I am aware that I was not the only recipient of his kindness and generosity. Several researchers who have been to the Valley have made contact with Shujaat, who always had time and resources for anyone who wanted to understand the situation in Kashmir. Many friends in social media have spoken of their encounters with him and the help he provided to them. When I learnt about his death, I told my colleagues at the University of Gothenburg that if anyone there would have wanted to ever work on the Kashmir conflict and peace processes, I would have directed them to Shujaat, who was always the first stop for researchers in Srinagar. He had friends all over the world, particularly peace and conflict researchers, activists and the wider journalistic community. It is not a surprise that almost all international media have covered his assassination, including the largest daily newspaper in Sweden, Dagens Nyheter.

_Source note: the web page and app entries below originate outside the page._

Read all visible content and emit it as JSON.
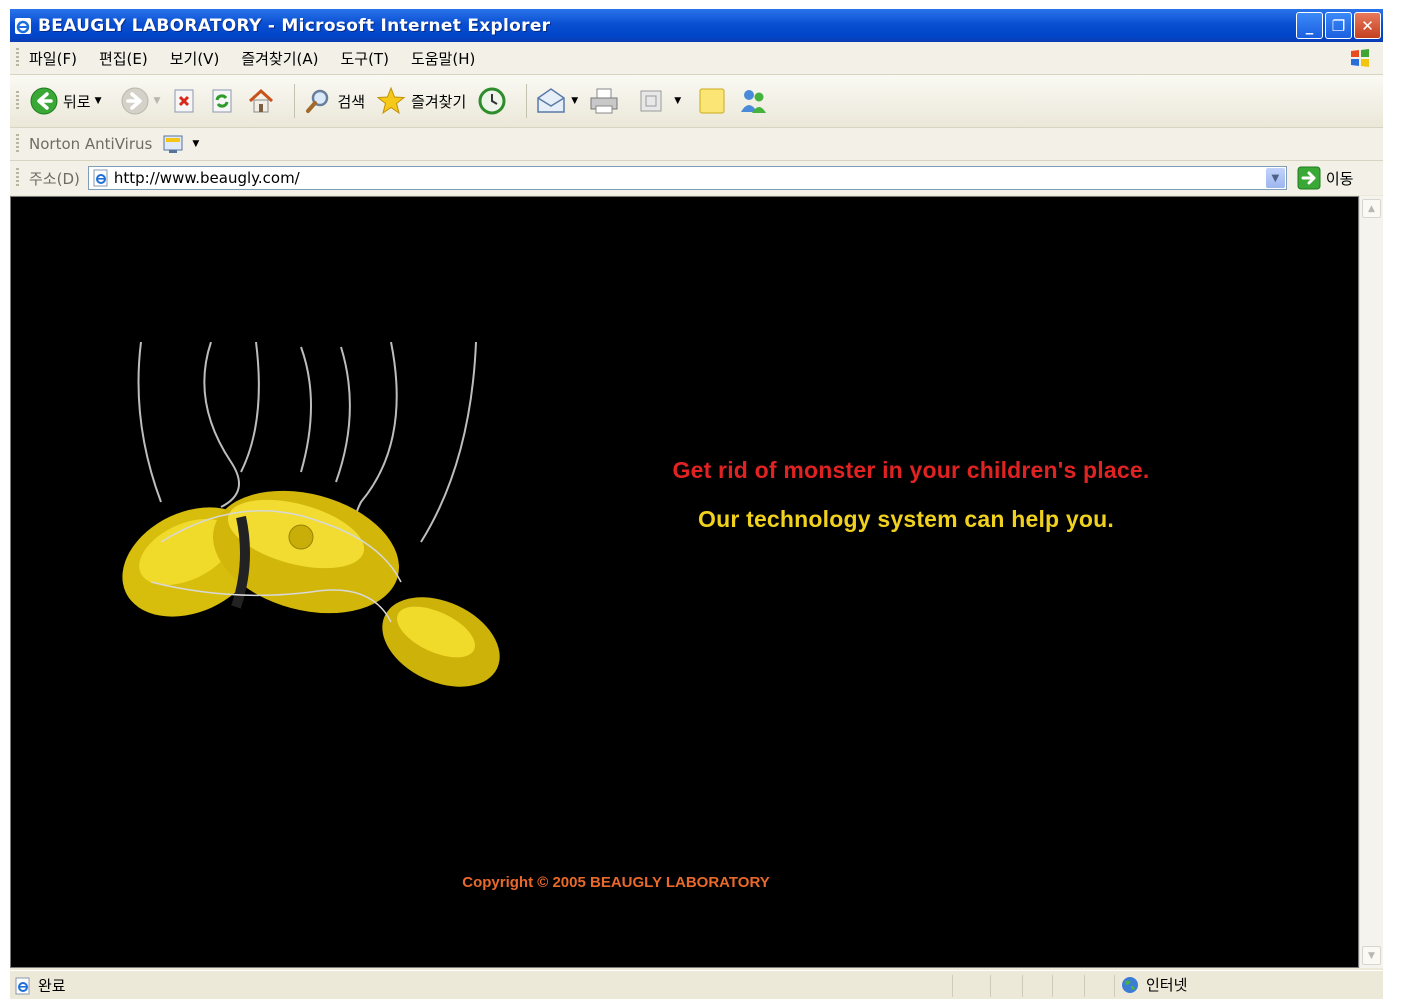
{
  "window": {
    "title": "BEAUGLY LABORATORY - Microsoft Internet Explorer",
    "minimize": "_",
    "restore": "❐",
    "close": "✕"
  },
  "menu": [
    "파일(F)",
    "편집(E)",
    "보기(V)",
    "즐겨찾기(A)",
    "도구(T)",
    "도움말(H)"
  ],
  "toolbar": {
    "back_label": "뒤로",
    "search_label": "검색",
    "favorites_label": "즐겨찾기"
  },
  "norton": {
    "label": "Norton AntiVirus"
  },
  "address": {
    "label": "주소(D)",
    "url": "http://www.beaugly.com/",
    "go_label": "이동"
  },
  "page": {
    "headline": "Get rid of monster in your children's place.",
    "subline": "Our technology system can help you.",
    "copyright": "Copyright © 2005 BEAUGLY LABORATORY"
  },
  "status": {
    "text": "완료",
    "zone": "인터넷"
  },
  "colors": {
    "headline": "#e02222",
    "subline": "#f0d21e",
    "copyright": "#e8692a",
    "robot": "#e3c80e"
  }
}
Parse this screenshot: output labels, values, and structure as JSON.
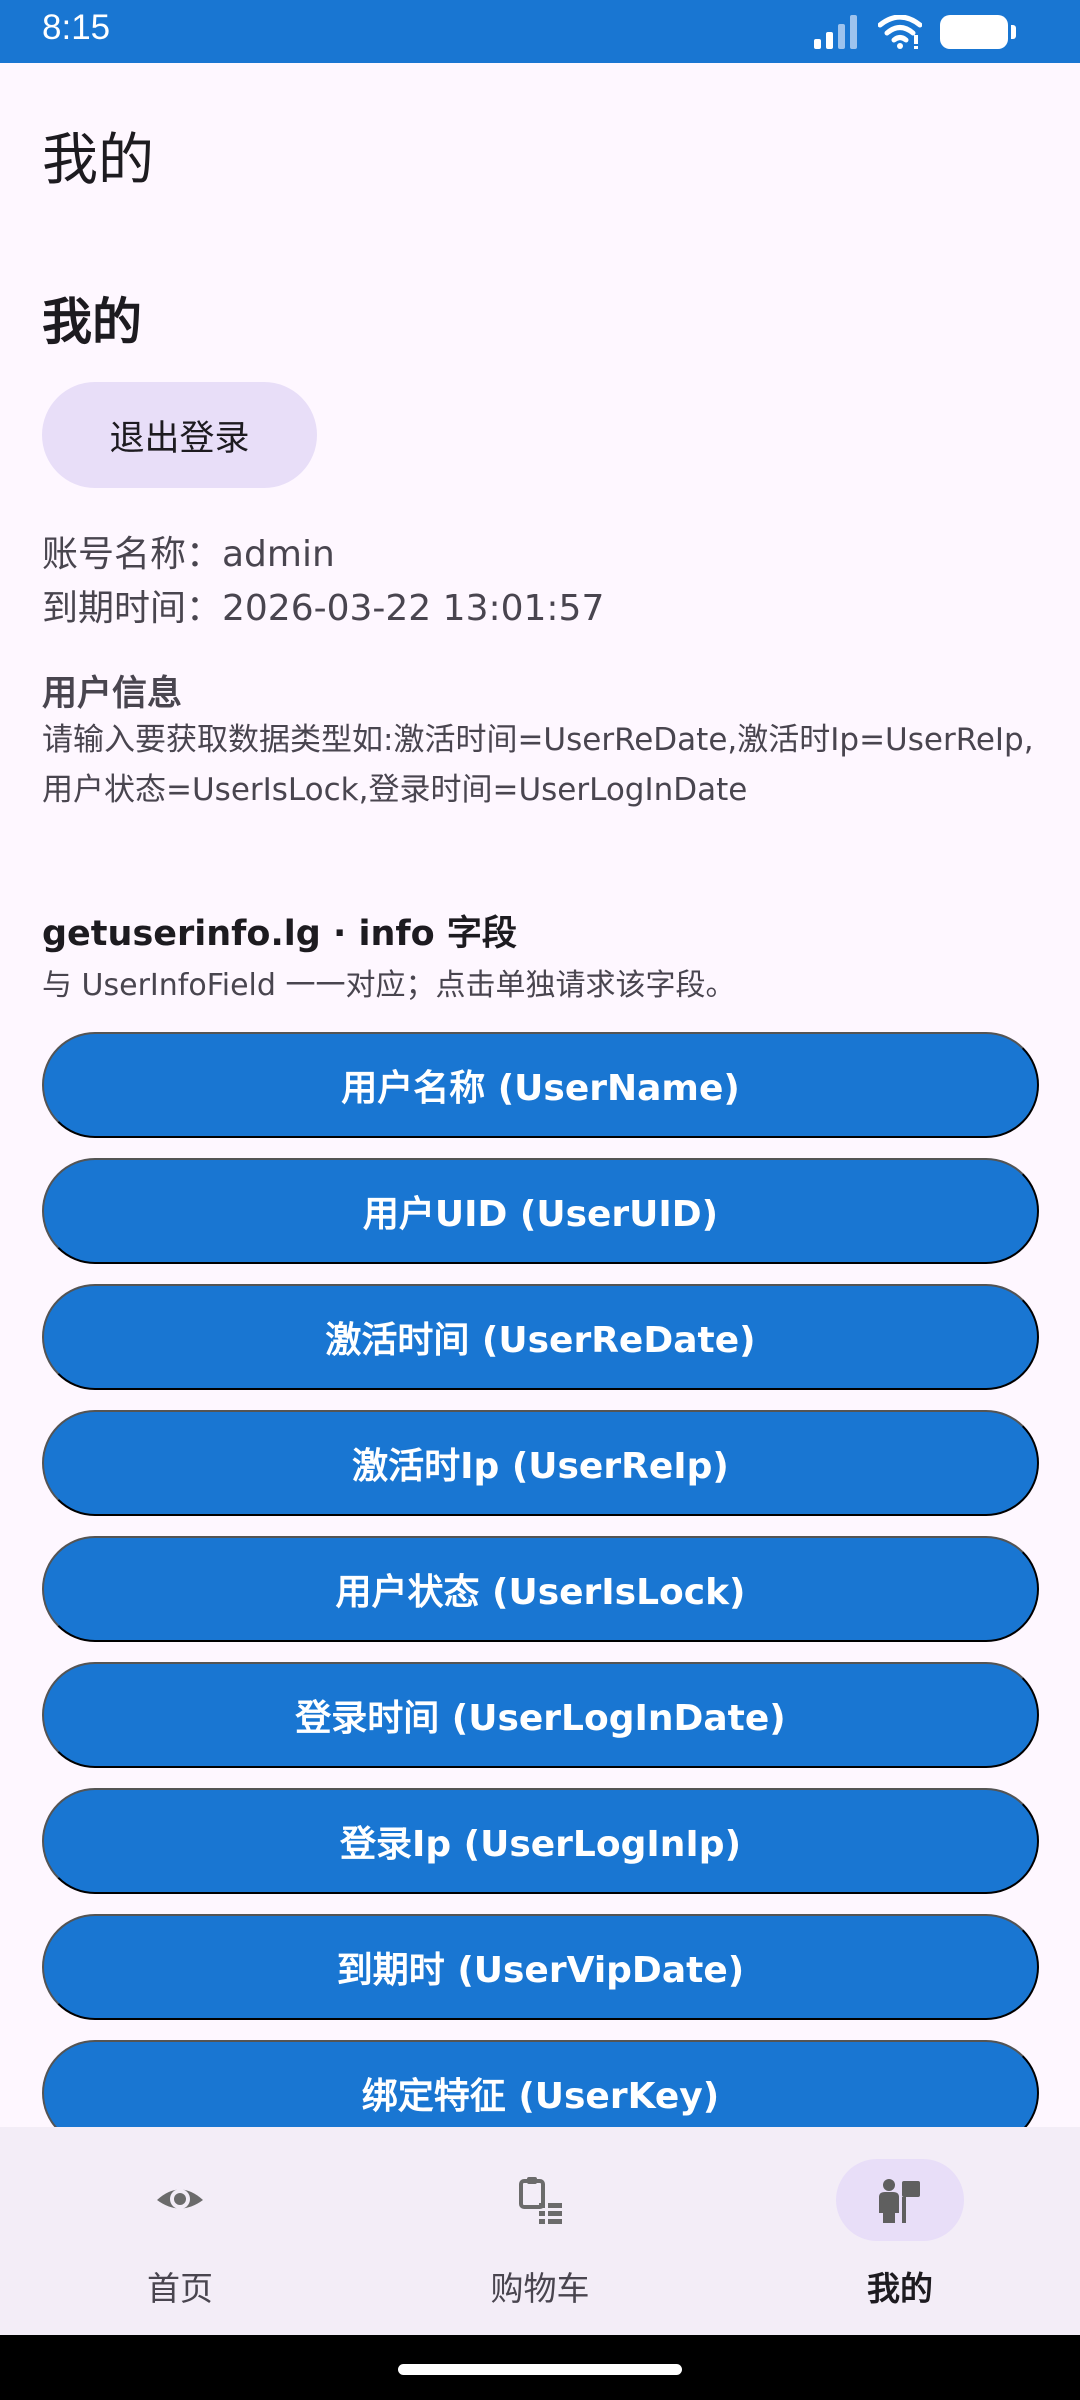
{
  "status": {
    "time": "8:15"
  },
  "page_title": "我的",
  "section_title": "我的",
  "logout_label": "退出登录",
  "account": {
    "name_line": "账号名称：admin",
    "expiry_line": "到期时间：2026-03-22 13:01:57"
  },
  "user_info": {
    "title": "用户信息",
    "description": "请输入要获取数据类型如:激活时间=UserReDate,激活时Ip=UserReIp,用户状态=UserIsLock,登录时间=UserLogInDate"
  },
  "fields": {
    "title": "getuserinfo.lg · info 字段",
    "description": "与 UserInfoField 一一对应；点击单独请求该字段。",
    "buttons": [
      "用户名称 (UserName)",
      "用户UID (UserUID)",
      "激活时间 (UserReDate)",
      "激活时Ip (UserReIp)",
      "用户状态 (UserIsLock)",
      "登录时间 (UserLogInDate)",
      "登录Ip (UserLogInIp)",
      "到期时 (UserVipDate)",
      "绑定特征 (UserKey)"
    ]
  },
  "nav": {
    "items": [
      {
        "label": "首页",
        "icon": "eye-icon"
      },
      {
        "label": "购物车",
        "icon": "cart-list-icon"
      },
      {
        "label": "我的",
        "icon": "profile-icon",
        "active": true
      }
    ]
  },
  "colors": {
    "primary": "#1976D2",
    "background": "#FEF7FF",
    "secondary_container": "#E8DEF8",
    "nav_background": "#F3EDF7"
  }
}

If the last few years of litigation, online trolling, threats and harassment were wearing him down, he showed no signs. His smiling photos at several conferences and peace initiatives he attended, dominated his social media profile. He was targeted by people on both sides of the border. Some Indians found him pro-Pakistani, while Pakistanis found him doing India’s bidding on Kashmir. Some Kashmiris may have found his views unpalatable too.

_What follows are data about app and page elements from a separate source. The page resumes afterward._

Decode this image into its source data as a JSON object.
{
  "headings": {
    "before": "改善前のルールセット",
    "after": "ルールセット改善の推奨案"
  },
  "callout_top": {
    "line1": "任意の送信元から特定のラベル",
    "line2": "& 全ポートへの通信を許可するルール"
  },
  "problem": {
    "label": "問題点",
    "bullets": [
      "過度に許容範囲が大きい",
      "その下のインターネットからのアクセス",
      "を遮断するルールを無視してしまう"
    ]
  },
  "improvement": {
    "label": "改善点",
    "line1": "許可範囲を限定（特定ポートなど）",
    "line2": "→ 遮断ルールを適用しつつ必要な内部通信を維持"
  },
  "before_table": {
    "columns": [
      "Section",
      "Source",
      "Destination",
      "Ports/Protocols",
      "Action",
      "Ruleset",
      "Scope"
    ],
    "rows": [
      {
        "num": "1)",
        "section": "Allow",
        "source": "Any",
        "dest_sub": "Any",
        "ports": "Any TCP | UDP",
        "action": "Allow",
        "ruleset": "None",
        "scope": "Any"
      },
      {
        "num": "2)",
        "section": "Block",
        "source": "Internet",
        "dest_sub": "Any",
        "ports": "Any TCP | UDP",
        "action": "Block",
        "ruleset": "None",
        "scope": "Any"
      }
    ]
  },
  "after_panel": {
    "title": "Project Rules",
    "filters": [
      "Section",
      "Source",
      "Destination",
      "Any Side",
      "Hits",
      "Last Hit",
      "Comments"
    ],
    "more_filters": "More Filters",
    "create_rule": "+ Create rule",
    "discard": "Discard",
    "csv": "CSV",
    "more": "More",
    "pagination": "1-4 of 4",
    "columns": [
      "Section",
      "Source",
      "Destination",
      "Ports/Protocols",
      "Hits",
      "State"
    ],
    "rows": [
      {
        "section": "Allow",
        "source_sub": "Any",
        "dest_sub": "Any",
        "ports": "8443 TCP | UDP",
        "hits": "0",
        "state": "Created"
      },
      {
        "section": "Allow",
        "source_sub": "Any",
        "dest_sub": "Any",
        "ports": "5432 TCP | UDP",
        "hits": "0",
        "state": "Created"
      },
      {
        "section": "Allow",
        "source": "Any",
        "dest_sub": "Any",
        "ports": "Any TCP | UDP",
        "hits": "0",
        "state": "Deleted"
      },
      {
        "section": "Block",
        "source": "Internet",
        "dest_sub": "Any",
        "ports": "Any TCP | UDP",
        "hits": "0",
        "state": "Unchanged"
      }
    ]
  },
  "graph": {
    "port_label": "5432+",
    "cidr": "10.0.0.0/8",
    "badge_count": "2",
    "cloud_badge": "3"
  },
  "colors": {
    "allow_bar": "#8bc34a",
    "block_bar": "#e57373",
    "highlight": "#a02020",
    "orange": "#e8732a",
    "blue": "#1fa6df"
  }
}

Since he annoyed all stakeholders alike, one can safely conclude that he must have been doing something right to be perceived thus. Was Shujaat aware of the risks that he took and did he anticipate such an end to his life and mission? We shall never know.

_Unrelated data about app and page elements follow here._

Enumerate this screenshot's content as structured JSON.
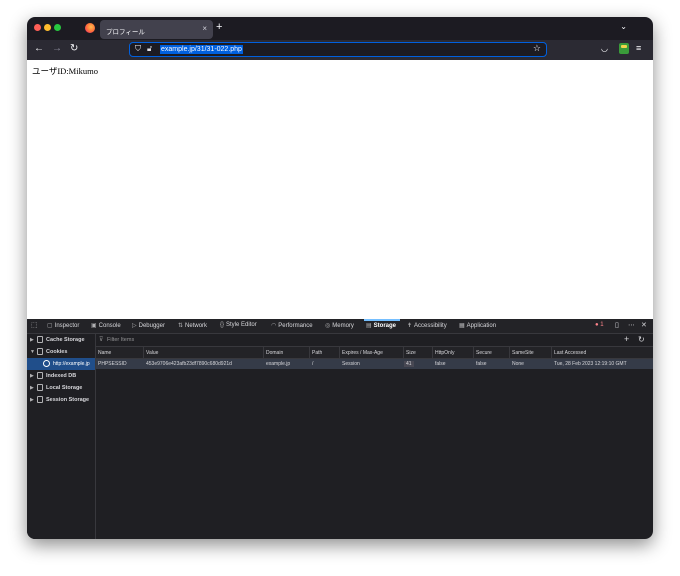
{
  "browser": {
    "tab_title": "プロフィール",
    "tab_close": "×",
    "new_tab": "+",
    "tab_list": "⌄",
    "url": "example.jp/31/31-022.php"
  },
  "page": {
    "text": "ユーザID:Mikumo"
  },
  "devtools": {
    "tabs": [
      {
        "label": "Inspector",
        "icon": "inspector-icon"
      },
      {
        "label": "Console",
        "icon": "console-icon"
      },
      {
        "label": "Debugger",
        "icon": "debugger-icon"
      },
      {
        "label": "Network",
        "icon": "network-icon"
      },
      {
        "label": "Style Editor",
        "icon": "style-editor-icon"
      },
      {
        "label": "Performance",
        "icon": "performance-icon"
      },
      {
        "label": "Memory",
        "icon": "memory-icon"
      },
      {
        "label": "Storage",
        "icon": "storage-icon"
      },
      {
        "label": "Accessibility",
        "icon": "accessibility-icon"
      },
      {
        "label": "Application",
        "icon": "application-icon"
      }
    ],
    "active_tab": "Storage",
    "error_count": "1",
    "sidebar": [
      {
        "label": "Cache Storage",
        "expanded": false
      },
      {
        "label": "Cookies",
        "expanded": true
      },
      {
        "label": "http://example.jp",
        "selected": true
      },
      {
        "label": "Indexed DB",
        "expanded": false
      },
      {
        "label": "Local Storage",
        "expanded": false
      },
      {
        "label": "Session Storage",
        "expanded": false
      }
    ],
    "filter_placeholder": "Filter Items",
    "columns": [
      "Name",
      "Value",
      "Domain",
      "Path",
      "Expires / Max-Age",
      "Size",
      "HttpOnly",
      "Secure",
      "SameSite",
      "Last Accessed"
    ],
    "rows": [
      [
        "PHPSESSID",
        "453e9706e423afb23df7890c680d921d",
        "example.jp",
        "/",
        "Session",
        "41",
        "false",
        "false",
        "None",
        "Tue, 28 Feb 2023 12:19:10 GMT"
      ]
    ]
  },
  "colors": {
    "accent": "#0060df",
    "toolbar_bg": "#2b2a33",
    "titlebar_bg": "#1c1b22",
    "devtools_bg": "#1f1f23",
    "selected_row": "#353b48",
    "selected_tree": "#204e8a",
    "error": "#ff848b"
  }
}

It is extremely sad to see how a person who should have been a prominent voice of reason and responsibility in the future of Kashmir has been silenced in such a brazen and well-planned manner. Obituaries will continue to be written and people will remember their association with Shujaat and the kind deeds that he performed. We also know that the mourning will last maybe a tad longer but eventually, we will all move on, till another will meet the same fate in Kashmir. Fact is, life has been taken away because someone decided Shujaat was better dead than alive among his people and with his beautiful family and circle of friends. Shujaat is no more because we have decided to live in a dark and dangerous world where the precarity of human life is the only eternal truth, where we have normalized death and violence over empathy and life.
As we mourn his death and also think about the political implications of these kinds of murders, we must, as conflict and peace scholars, researchers, journalists and activists, rethink ways in which we can engage our worlds to make it more livable, kinder and easier. Shujaat’s death is devastating and unacceptable but like him, we must never give up hope that there are possibilities of better worlds with norms of civility, polite conversations, generosity of spirit, empathy for the suffering and above all poetry.
During the peak of the Amarnath agitation in 2008 when a number of people had died in the protests, Shujaat would often recite the following lines from Ghalib, about his fellow Kashmiris. The words have acquired a particularly poignant meaning after Shujaat, who had defied death several times, was embraced by it so cruelly.
Qaid-e-Hayaat o Band-e-Gham,
Asl Mein Dono Ek Hain
Maut Se PehleAadmi
Gham Se Nijaat PayeKyon?
(This prison called life and the sorrow captive in it,
In reality, are one and the same
Before the very end (death),
How can then one get free from it?)
(Swati Parashar is an Associate Professor in Peace and Development at the School of Global Studies, Gothenburg University, Sweden.)